### DATA RECORDS
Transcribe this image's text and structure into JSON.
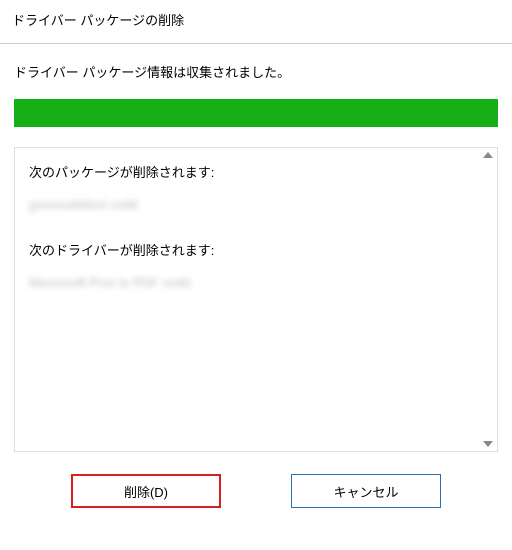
{
  "window": {
    "title": "ドライバー パッケージの削除"
  },
  "status": {
    "message": "ドライバー パッケージ情報は収集されました。"
  },
  "progress": {
    "percent": 100,
    "color": "#16b016"
  },
  "panel": {
    "packages_heading": "次のパッケージが削除されます:",
    "package_item": "gxxxxxdddxxl xxdd",
    "drivers_heading": "次のドライバーが削除されます:",
    "driver_item": "Mxxxxxxft Prxx tx PDF xxdd"
  },
  "buttons": {
    "delete_label": "削除(D)",
    "cancel_label": "キャンセル"
  }
}
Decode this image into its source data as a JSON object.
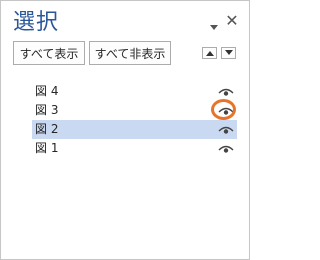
{
  "pane": {
    "title": "選択",
    "close_glyph": "✕"
  },
  "toolbar": {
    "show_all_label": "すべて表示",
    "hide_all_label": "すべて非表示",
    "bring_forward_icon": "triangle-up-icon",
    "send_backward_icon": "triangle-down-icon"
  },
  "items": [
    {
      "label": "図 4",
      "visible": true,
      "selected": false
    },
    {
      "label": "図 3",
      "visible": true,
      "selected": false
    },
    {
      "label": "図 2",
      "visible": true,
      "selected": true
    },
    {
      "label": "図 1",
      "visible": true,
      "selected": false
    }
  ],
  "annotation": {
    "highlight_color": "#e8742c"
  },
  "colors": {
    "title": "#2b579a",
    "selection": "#c9d9f1"
  }
}
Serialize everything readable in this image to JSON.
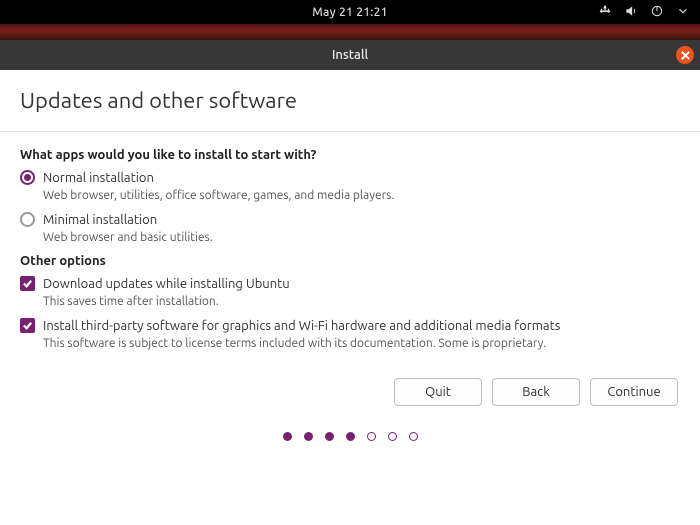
{
  "topbar": {
    "datetime": "May 21  21:21"
  },
  "titlebar": {
    "title": "Install"
  },
  "page": {
    "heading": "Updates and other software",
    "question": "What apps would you like to install to start with?",
    "other_options_label": "Other options"
  },
  "install_type": {
    "normal": {
      "label": "Normal installation",
      "desc": "Web browser, utilities, office software, games, and media players."
    },
    "minimal": {
      "label": "Minimal installation",
      "desc": "Web browser and basic utilities."
    }
  },
  "options": {
    "download_updates": {
      "label": "Download updates while installing Ubuntu",
      "desc": "This saves time after installation."
    },
    "third_party": {
      "label": "Install third-party software for graphics and Wi-Fi hardware and additional media formats",
      "desc": "This software is subject to license terms included with its documentation. Some is proprietary."
    }
  },
  "buttons": {
    "quit": "Quit",
    "back": "Back",
    "continue": "Continue"
  }
}
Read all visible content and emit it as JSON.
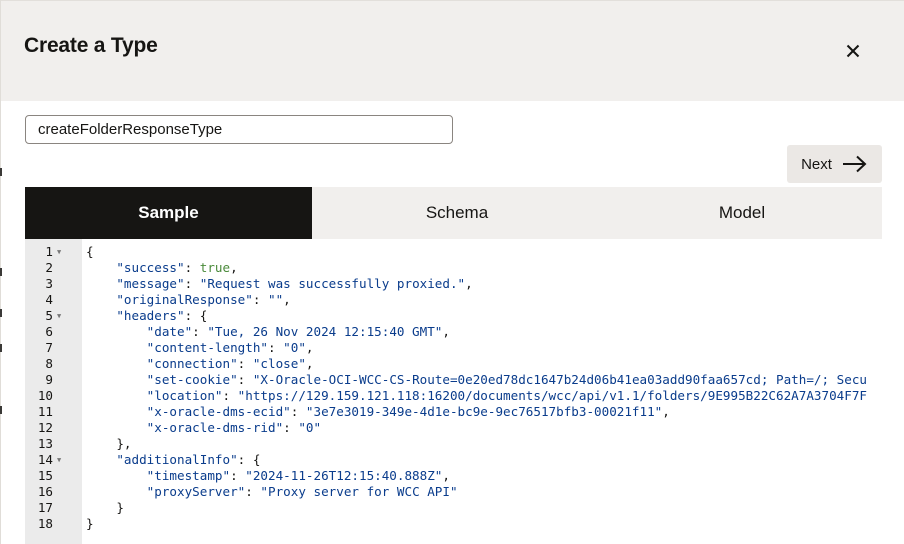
{
  "dialog": {
    "title": "Create a Type",
    "close_icon": "close-icon",
    "name_field_value": "createFolderResponseType",
    "next_label": "Next",
    "next_icon": "arrow-right-icon"
  },
  "tabs": [
    {
      "label": "Sample",
      "active": true
    },
    {
      "label": "Schema",
      "active": false
    },
    {
      "label": "Model",
      "active": false
    }
  ],
  "colors": {
    "header_bg": "#f1efed",
    "active_tab_bg": "#161513",
    "gutter_bg": "#ebebeb",
    "key_color": "#0a3c8c",
    "bool_color": "#4a8a3a"
  },
  "editor": {
    "lines": [
      {
        "n": "1",
        "fold": true,
        "parts": [
          [
            "p",
            "{"
          ]
        ]
      },
      {
        "n": "2",
        "fold": false,
        "parts": [
          [
            "p",
            "    "
          ],
          [
            "k",
            "\"success\""
          ],
          [
            "p",
            ": "
          ],
          [
            "b",
            "true"
          ],
          [
            "p",
            ","
          ]
        ]
      },
      {
        "n": "3",
        "fold": false,
        "parts": [
          [
            "p",
            "    "
          ],
          [
            "k",
            "\"message\""
          ],
          [
            "p",
            ": "
          ],
          [
            "s",
            "\"Request was successfully proxied.\""
          ],
          [
            "p",
            ","
          ]
        ]
      },
      {
        "n": "4",
        "fold": false,
        "parts": [
          [
            "p",
            "    "
          ],
          [
            "k",
            "\"originalResponse\""
          ],
          [
            "p",
            ": "
          ],
          [
            "s",
            "\"\""
          ],
          [
            "p",
            ","
          ]
        ]
      },
      {
        "n": "5",
        "fold": true,
        "parts": [
          [
            "p",
            "    "
          ],
          [
            "k",
            "\"headers\""
          ],
          [
            "p",
            ": {"
          ]
        ]
      },
      {
        "n": "6",
        "fold": false,
        "parts": [
          [
            "p",
            "        "
          ],
          [
            "k",
            "\"date\""
          ],
          [
            "p",
            ": "
          ],
          [
            "s",
            "\"Tue, 26 Nov 2024 12:15:40 GMT\""
          ],
          [
            "p",
            ","
          ]
        ]
      },
      {
        "n": "7",
        "fold": false,
        "parts": [
          [
            "p",
            "        "
          ],
          [
            "k",
            "\"content-length\""
          ],
          [
            "p",
            ": "
          ],
          [
            "s",
            "\"0\""
          ],
          [
            "p",
            ","
          ]
        ]
      },
      {
        "n": "8",
        "fold": false,
        "parts": [
          [
            "p",
            "        "
          ],
          [
            "k",
            "\"connection\""
          ],
          [
            "p",
            ": "
          ],
          [
            "s",
            "\"close\""
          ],
          [
            "p",
            ","
          ]
        ]
      },
      {
        "n": "9",
        "fold": false,
        "parts": [
          [
            "p",
            "        "
          ],
          [
            "k",
            "\"set-cookie\""
          ],
          [
            "p",
            ": "
          ],
          [
            "s",
            "\"X-Oracle-OCI-WCC-CS-Route=0e20ed78dc1647b24d06b41ea03add90faa657cd; Path=/; Secu"
          ]
        ]
      },
      {
        "n": "10",
        "fold": false,
        "parts": [
          [
            "p",
            "        "
          ],
          [
            "k",
            "\"location\""
          ],
          [
            "p",
            ": "
          ],
          [
            "s",
            "\"https://129.159.121.118:16200/documents/wcc/api/v1.1/folders/9E995B22C62A7A3704F7F"
          ]
        ]
      },
      {
        "n": "11",
        "fold": false,
        "parts": [
          [
            "p",
            "        "
          ],
          [
            "k",
            "\"x-oracle-dms-ecid\""
          ],
          [
            "p",
            ": "
          ],
          [
            "s",
            "\"3e7e3019-349e-4d1e-bc9e-9ec76517bfb3-00021f11\""
          ],
          [
            "p",
            ","
          ]
        ]
      },
      {
        "n": "12",
        "fold": false,
        "parts": [
          [
            "p",
            "        "
          ],
          [
            "k",
            "\"x-oracle-dms-rid\""
          ],
          [
            "p",
            ": "
          ],
          [
            "s",
            "\"0\""
          ]
        ]
      },
      {
        "n": "13",
        "fold": false,
        "parts": [
          [
            "p",
            "    },"
          ]
        ]
      },
      {
        "n": "14",
        "fold": true,
        "parts": [
          [
            "p",
            "    "
          ],
          [
            "k",
            "\"additionalInfo\""
          ],
          [
            "p",
            ": {"
          ]
        ]
      },
      {
        "n": "15",
        "fold": false,
        "parts": [
          [
            "p",
            "        "
          ],
          [
            "k",
            "\"timestamp\""
          ],
          [
            "p",
            ": "
          ],
          [
            "s",
            "\"2024-11-26T12:15:40.888Z\""
          ],
          [
            "p",
            ","
          ]
        ]
      },
      {
        "n": "16",
        "fold": false,
        "parts": [
          [
            "p",
            "        "
          ],
          [
            "k",
            "\"proxyServer\""
          ],
          [
            "p",
            ": "
          ],
          [
            "s",
            "\"Proxy server for WCC API\""
          ]
        ]
      },
      {
        "n": "17",
        "fold": false,
        "parts": [
          [
            "p",
            "    }"
          ]
        ]
      },
      {
        "n": "18",
        "fold": false,
        "parts": [
          [
            "p",
            "}"
          ]
        ]
      }
    ]
  }
}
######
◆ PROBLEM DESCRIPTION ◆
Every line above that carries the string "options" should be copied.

◆ RESPONSE FOR THIS EXERCISE ◆
    "other_options_label": "Other options"
  "options": {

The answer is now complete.